Jungle Theater’s The Wickhams is Austen-esque fanfiction at its best -- it takes characters we know and love and gives them an extension and a life beyond the pages we adored. Of course, the opportunity always abounds to make such a story too trite, too saccharine, too self-referential, and too self-indulgent. Fortunately, The Wickhams avoids a good chunk of these pitfall (and what it does not avoid, can be cheerfully forgiven). After all, if you sign up for a play entitled The Wickhams, you know what you are getting yourself in for! If you sign up for it at Christmas, then get ready to enjoy heartfelt glee.
If you saw Miss Bennet: Christmas at Pemberley at the Jungle last year, this is a companion piece. But instead of being set upstairs amidst the glitz of Regency-era England, The Wickhams takes place in the more modest and humble kitchen. In a nod towards the many upstairs/downstairs dramas that now abound, this play seems to argue that even in a quasi-palace like Pemberley, the center of a home is the kitchen (and the biscuits it contains!).
The prideful Fitzwilliam Darcy [James Rodríguez] and quick-witted Elizabeth Darcy (formerly Bennet) [Sun Mee Chomet] take secondary roles in The Wickhams. This Christmas story circles around the concerns and choices of Lydia Wickham (formerly Bennet) [Kelsey Dodion], and a pair of servants named Cassie [Roshni Desai] and Brian [Jesse Lavercombe].
Lydia is, as everyone predicted, rather unhappily married to the pernicious Wickham, whose gambling and “high spirits” constantly make their shared life precarious.
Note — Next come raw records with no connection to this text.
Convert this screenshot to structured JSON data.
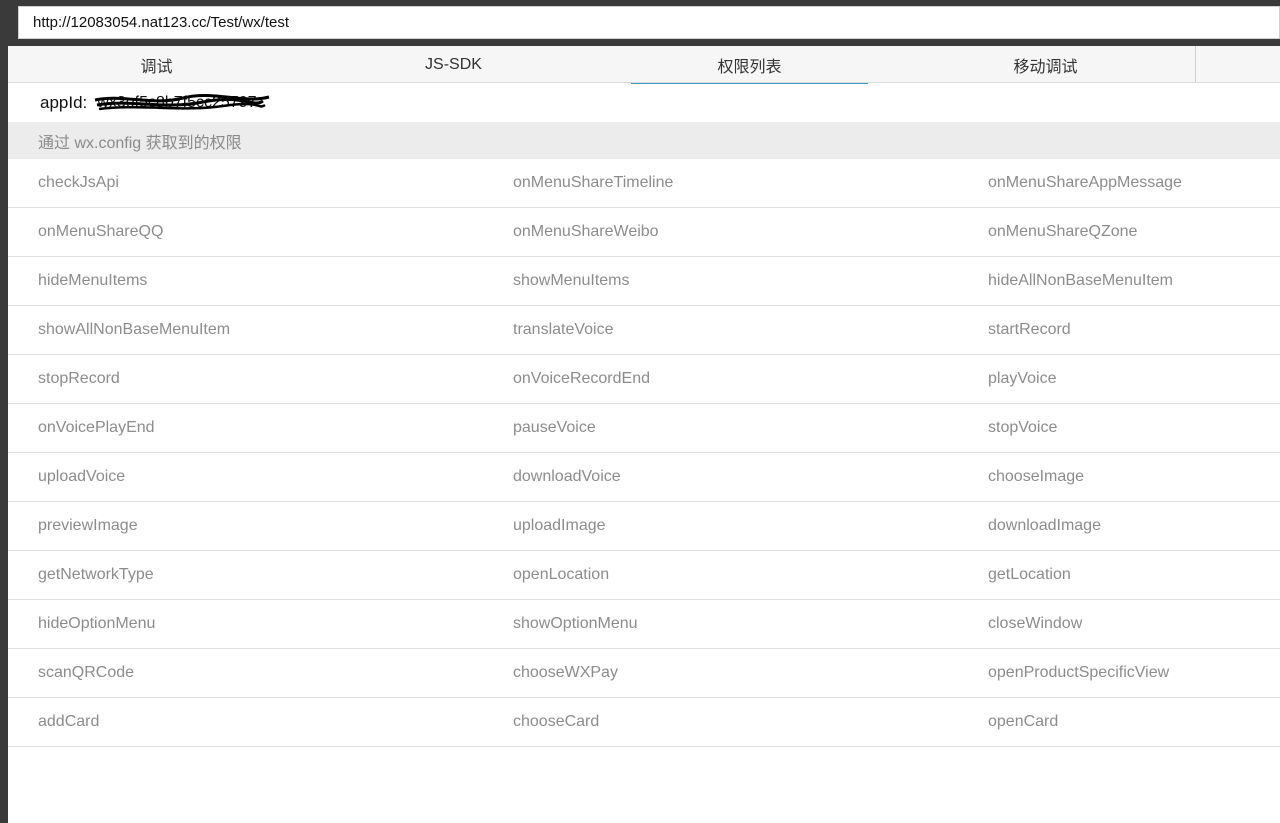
{
  "browser": {
    "url": "http://12083054.nat123.cc/Test/wx/test"
  },
  "tabs": [
    {
      "label": "调试",
      "active": false
    },
    {
      "label": "JS-SDK",
      "active": false
    },
    {
      "label": "权限列表",
      "active": true
    },
    {
      "label": "移动调试",
      "active": false
    }
  ],
  "appid": {
    "label": "appId:",
    "value": "wx3ef5c8b7f5cc25797"
  },
  "section": {
    "title": "通过 wx.config 获取到的权限"
  },
  "permissions": [
    [
      "checkJsApi",
      "onMenuShareTimeline",
      "onMenuShareAppMessage"
    ],
    [
      "onMenuShareQQ",
      "onMenuShareWeibo",
      "onMenuShareQZone"
    ],
    [
      "hideMenuItems",
      "showMenuItems",
      "hideAllNonBaseMenuItem"
    ],
    [
      "showAllNonBaseMenuItem",
      "translateVoice",
      "startRecord"
    ],
    [
      "stopRecord",
      "onVoiceRecordEnd",
      "playVoice"
    ],
    [
      "onVoicePlayEnd",
      "pauseVoice",
      "stopVoice"
    ],
    [
      "uploadVoice",
      "downloadVoice",
      "chooseImage"
    ],
    [
      "previewImage",
      "uploadImage",
      "downloadImage"
    ],
    [
      "getNetworkType",
      "openLocation",
      "getLocation"
    ],
    [
      "hideOptionMenu",
      "showOptionMenu",
      "closeWindow"
    ],
    [
      "scanQRCode",
      "chooseWXPay",
      "openProductSpecificView"
    ],
    [
      "addCard",
      "chooseCard",
      "openCard"
    ]
  ],
  "colors": {
    "accent": "#3c9bc4",
    "section_bg": "#ececec",
    "item_text": "#8c8c8c"
  }
}
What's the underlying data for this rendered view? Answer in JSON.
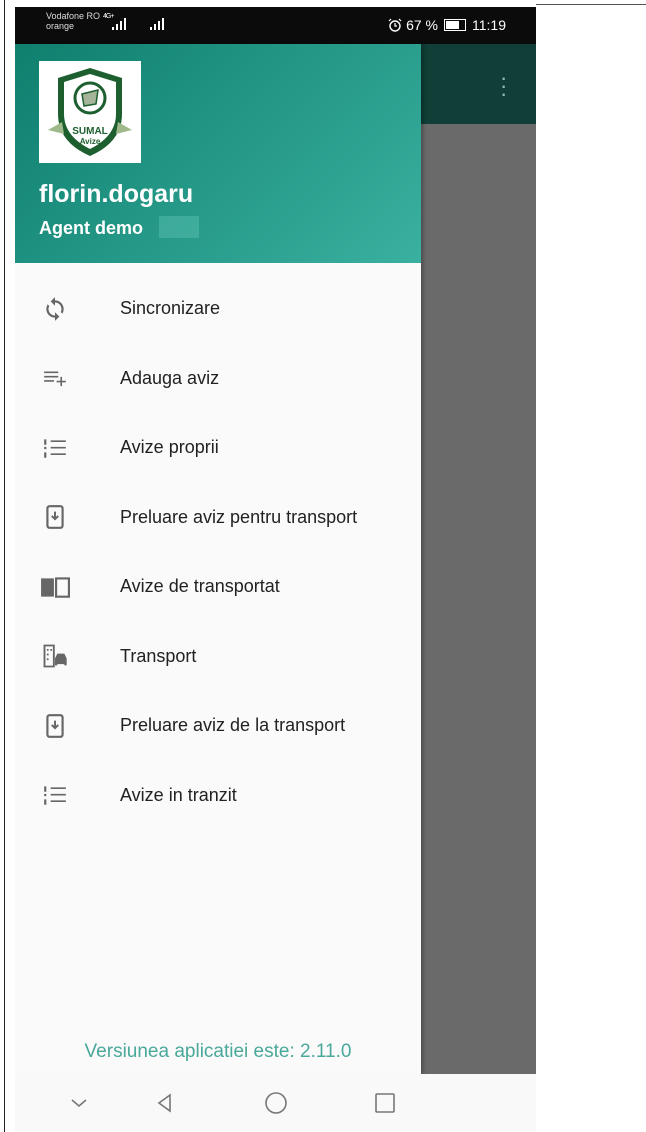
{
  "status_bar": {
    "carrier_top": "Vodafone RO",
    "carrier_bottom": "orange",
    "network": "4G+",
    "battery": "67 %",
    "time": "11:19"
  },
  "logo": {
    "line1": "SUMAL",
    "line2": "Avize"
  },
  "user": {
    "name": "florin.dogaru",
    "role": "Agent demo"
  },
  "menu": [
    {
      "label": "Sincronizare",
      "icon": "sync-icon"
    },
    {
      "label": "Adauga aviz",
      "icon": "playlist-add-icon"
    },
    {
      "label": "Avize proprii",
      "icon": "numbered-list-icon"
    },
    {
      "label": "Preluare aviz pentru transport",
      "icon": "phone-download-icon"
    },
    {
      "label": "Avize de transportat",
      "icon": "book-icon"
    },
    {
      "label": "Transport",
      "icon": "building-car-icon"
    },
    {
      "label": "Preluare aviz de la transport",
      "icon": "phone-download-icon"
    },
    {
      "label": "Avize in tranzit",
      "icon": "numbered-list-icon"
    }
  ],
  "version_text": "Versiunea aplicatiei este: 2.11.0",
  "colors": {
    "header_start": "#0f7f6e",
    "header_end": "#3ab0a0",
    "accent_text": "#4aa89a",
    "appbar": "#0f3f36"
  }
}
Still too loud and too brash, Lydia has grown up considerably, and now knows enough about the world to question her initial choice of Wickham. Elizabeth, too, is conscious that she and Darcy might not have fully weighed the amount of unhappiness they settled upon Lydia by forcing Wickham to marry her. Reflecting these choices are Cassie and Brian, who, while clearly falling in love, choose a more practical route of self-expression and actualization instead of confining marriage. Is this a bit revisionist in Regency-era England? Absolutely. But I understand the playwrights’ impulse: Lauren Gunderson and Margot Melcon understand the cultural importance we currently place on the Bennet sisters and their matrimonial fates, and by co-opting this traditional story, they point towards questions of propriety and scandal that are still very much alive today. Giving Lydia a second chance at love and happiness is a kind and generous thing to do, and even if it doesn’t make much sense in her own time period, feels very much in keeping with ours.
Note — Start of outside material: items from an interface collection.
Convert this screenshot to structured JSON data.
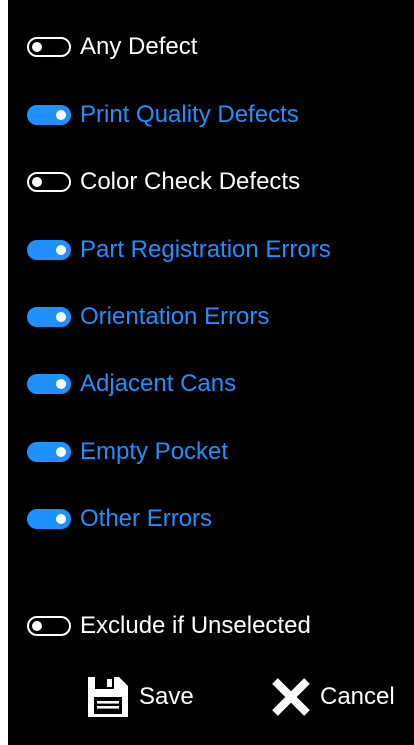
{
  "filters": [
    {
      "label": "Any Defect",
      "state": "off"
    },
    {
      "label": "Print Quality Defects",
      "state": "on"
    },
    {
      "label": "Color Check Defects",
      "state": "off"
    },
    {
      "label": "Part Registration Errors",
      "state": "on"
    },
    {
      "label": "Orientation Errors",
      "state": "on"
    },
    {
      "label": "Adjacent Cans",
      "state": "on"
    },
    {
      "label": "Empty Pocket",
      "state": "on"
    },
    {
      "label": "Other Errors",
      "state": "on"
    }
  ],
  "exclude_option": {
    "label": "Exclude if Unselected",
    "state": "off"
  },
  "actions": {
    "save_label": "Save",
    "cancel_label": "Cancel"
  },
  "icons": {
    "save": "floppy-disk-icon",
    "cancel": "close-x-icon"
  },
  "colors": {
    "background": "#000000",
    "active": "#1e90ff",
    "inactive": "#ffffff"
  }
}
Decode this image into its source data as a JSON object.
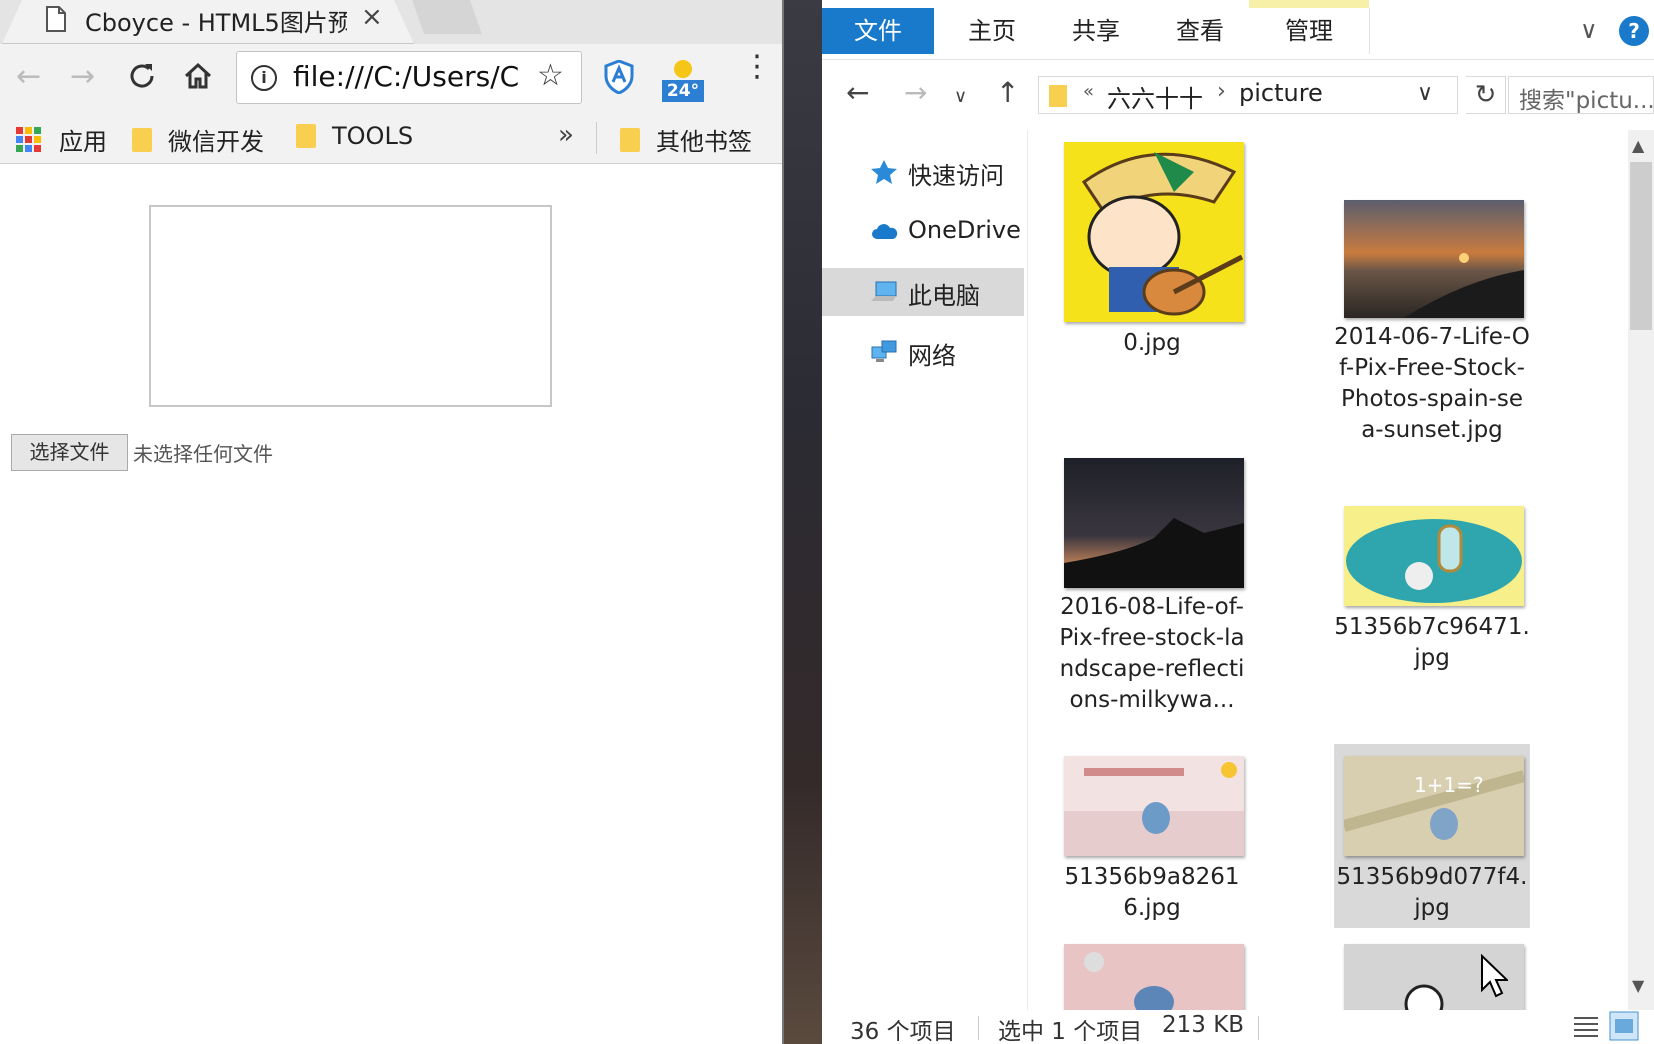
{
  "browser": {
    "tab_title": "Cboyce - HTML5图片预",
    "tab_close": "×",
    "url": "file:///C:/Users/Ca",
    "weather_temp": "24°",
    "bookmarks": {
      "apps": "应用",
      "wechat": "微信开发",
      "tools": "TOOLS",
      "more": "»",
      "other": "其他书签"
    }
  },
  "page": {
    "choose_file_label": "选择文件",
    "no_file_text": "未选择任何文件"
  },
  "explorer": {
    "ribbon_tabs": [
      "文件",
      "主页",
      "共享",
      "查看",
      "管理"
    ],
    "breadcrumb": [
      "六六十十",
      "picture"
    ],
    "search_placeholder": "搜索\"pictu...",
    "nav": [
      {
        "label": "快速访问"
      },
      {
        "label": "OneDrive"
      },
      {
        "label": "此电脑"
      },
      {
        "label": "网络"
      }
    ],
    "files": [
      {
        "name": "0.jpg"
      },
      {
        "name": "2014-06-7-Life-Of-Pix-Free-Stock-Photos-spain-sea-sunset.jpg"
      },
      {
        "name": "2016-08-Life-of-Pix-free-stock-landscape-reflections-milkywa..."
      },
      {
        "name": "51356b7c96471.jpg"
      },
      {
        "name": "51356b9a82616.jpg"
      },
      {
        "name": "51356b9d077f4.jpg"
      }
    ],
    "status": {
      "item_count": "36 个项目",
      "selected": "选中 1 个项目",
      "size": "213 KB"
    }
  }
}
Perhaps the best part of this production is that it is so utterly obvious that the actors are having a good time. Sun Mee Chomet as Elizabeth Darcy practically dances across the stage, Kelsey Dodion as Lydia Wickham is exuberant, exhausting, and very, very funny, and James Rodríguez’s stuffy, slightly wounded, yet caring Fitzwilliam Darcy is a pleasure to watch. Nate Cheeseman as George Wickham is charming but hard-used, and let’s his mask fall more easily than the Wichkham of the novel. The chemistry between Roshni Desai and Jesse Lavercombe is playful and quite charming, and amidst their bouts of flirting, spats, and general good-natured teasing, their tenderness and regard shines through. Both do excellent jobs with lines that sometimes feel a bit perfunctory and anachronistic, and indulge the audience without pandering too hard to us. Fittingly, holding this production together is the serious but loving Mrs. Reynolds, played by Angela Timberman. As no-nonsense as one might expect, Timberman excels at stern warmth, knowing when to discipline and chide and when to defend and care for her charges. She occupies her kitchen, proving herself to be the real master of Pemberley, regardless of whose name is on the door.
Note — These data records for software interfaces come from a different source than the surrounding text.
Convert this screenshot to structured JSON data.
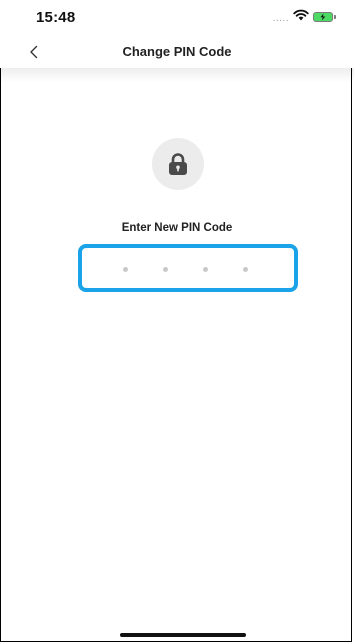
{
  "status_bar": {
    "time": "15:48",
    "signal": ".....",
    "wifi_icon": "wifi-icon",
    "battery_icon": "battery-charging-icon"
  },
  "nav": {
    "back_icon": "chevron-left-icon",
    "title": "Change PIN Code"
  },
  "lock": {
    "icon": "lock-icon"
  },
  "pin": {
    "prompt": "Enter New PIN Code",
    "length": 4,
    "entered": 0
  },
  "colors": {
    "accent": "#1aa3e8",
    "battery_fill": "#4cd964",
    "dot_empty": "#c9c9c9",
    "lock_bg": "#ececec"
  }
}
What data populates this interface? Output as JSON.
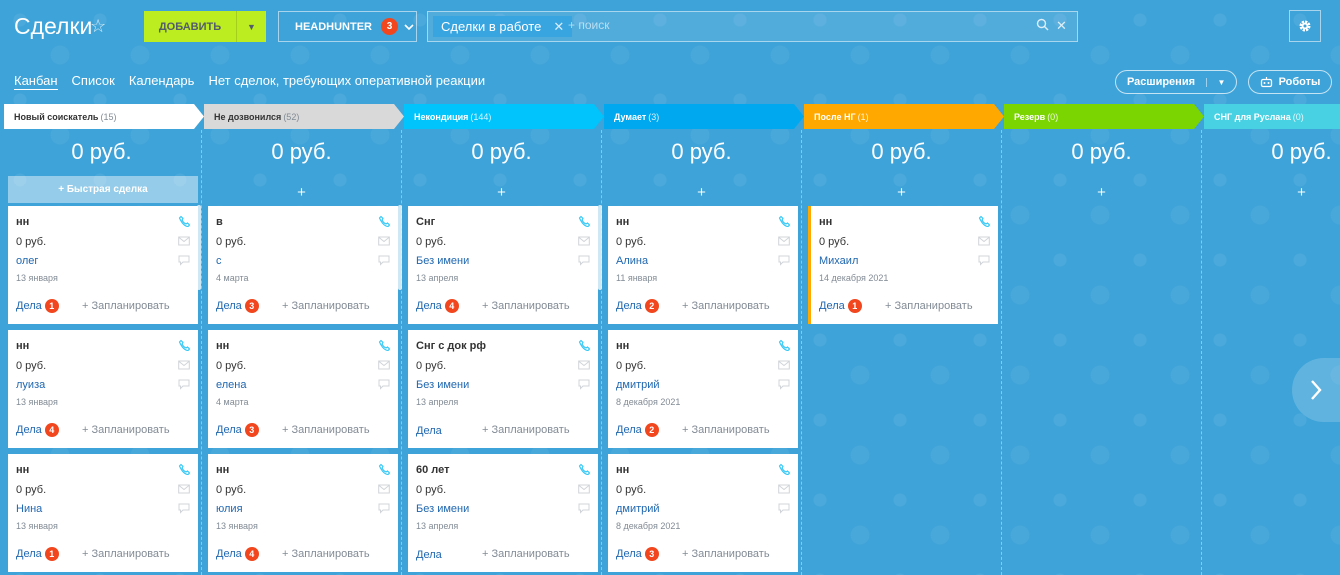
{
  "header": {
    "title": "Сделки",
    "add_label": "ДОБАВИТЬ",
    "category_label": "HEADHUNTER",
    "category_badge": "3",
    "filter_chip": "Сделки в работе",
    "search_placeholder": "+ поиск"
  },
  "views": {
    "kanban": "Канбан",
    "list": "Список",
    "calendar": "Календарь",
    "no_deals": "Нет сделок, требующих оперативной реакции"
  },
  "toolbar": {
    "extensions": "Расширения",
    "robots": "Роботы"
  },
  "common": {
    "quick_deal": "+ Быстрая сделка",
    "plus": "+",
    "deals": "Дела",
    "plan": "+ Запланировать"
  },
  "colors": {
    "col1": "#ffffff",
    "col2": "#d9d9d9",
    "col3": "#00c4fb",
    "col4": "#00a8f0",
    "col5": "#ffa900",
    "col6": "#7bd500",
    "col7": "#47d1e2"
  },
  "columns": [
    {
      "title": "Новый соискатель",
      "count": "(15)",
      "sum": "0 руб.",
      "cards": [
        {
          "name": "нн",
          "price": "0 руб.",
          "contact": "олег",
          "date": "13 января",
          "deals_label": "Дела",
          "badge": "1"
        },
        {
          "name": "нн",
          "price": "0 руб.",
          "contact": "луиза",
          "date": "13 января",
          "deals_label": "Дела",
          "badge": "4"
        },
        {
          "name": "нн",
          "price": "0 руб.",
          "contact": "Нина",
          "date": "13 января",
          "deals_label": "Дела",
          "badge": "1"
        }
      ]
    },
    {
      "title": "Не дозвонился",
      "count": "(52)",
      "sum": "0 руб.",
      "cards": [
        {
          "name": "в",
          "price": "0 руб.",
          "contact": "с",
          "date": "4 марта",
          "deals_label": "Дела",
          "badge": "3"
        },
        {
          "name": "нн",
          "price": "0 руб.",
          "contact": "елена",
          "date": "4 марта",
          "deals_label": "Дела",
          "badge": "3"
        },
        {
          "name": "нн",
          "price": "0 руб.",
          "contact": "юлия",
          "date": "13 января",
          "deals_label": "Дела",
          "badge": "4"
        }
      ]
    },
    {
      "title": "Некондиция",
      "count": "(144)",
      "sum": "0 руб.",
      "cards": [
        {
          "name": "Снг",
          "price": "0 руб.",
          "contact": "Без имени",
          "date": "13 апреля",
          "deals_label": "Дела",
          "badge": "4"
        },
        {
          "name": "Снг с док рф",
          "price": "0 руб.",
          "contact": "Без имени",
          "date": "13 апреля",
          "deals_label": "Дела",
          "badge": ""
        },
        {
          "name": "60 лет",
          "price": "0 руб.",
          "contact": "Без имени",
          "date": "13 апреля",
          "deals_label": "Дела",
          "badge": ""
        }
      ]
    },
    {
      "title": "Думает",
      "count": "(3)",
      "sum": "0 руб.",
      "cards": [
        {
          "name": "нн",
          "price": "0 руб.",
          "contact": "Алина",
          "date": "11 января",
          "deals_label": "Дела",
          "badge": "2"
        },
        {
          "name": "нн",
          "price": "0 руб.",
          "contact": "дмитрий",
          "date": "8 декабря 2021",
          "deals_label": "Дела",
          "badge": "2"
        },
        {
          "name": "нн",
          "price": "0 руб.",
          "contact": "дмитрий",
          "date": "8 декабря 2021",
          "deals_label": "Дела",
          "badge": "3"
        }
      ]
    },
    {
      "title": "После НГ",
      "count": "(1)",
      "sum": "0 руб.",
      "cards": [
        {
          "name": "нн",
          "price": "0 руб.",
          "contact": "Михаил",
          "date": "14 декабря 2021",
          "deals_label": "Дела",
          "badge": "1"
        }
      ]
    },
    {
      "title": "Резерв",
      "count": "(0)",
      "sum": "0 руб.",
      "cards": []
    },
    {
      "title": "СНГ для Руслана",
      "count": "(0)",
      "sum": "0 руб.",
      "cards": []
    }
  ]
}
Some of the best parts of the production seem to be added by the actors themselves -- a playful look, a teasing imitation -- all connote intimacy and a deep kind of love. Being that so many of this cast is reprising their roles from last year, this familiarity and playfulness makes sense and enhances the potency of this family tale. I would recommend seeing this with friends and family--it’s the perfect balm for holiday overload, and will leave you feeling hopeful and loved.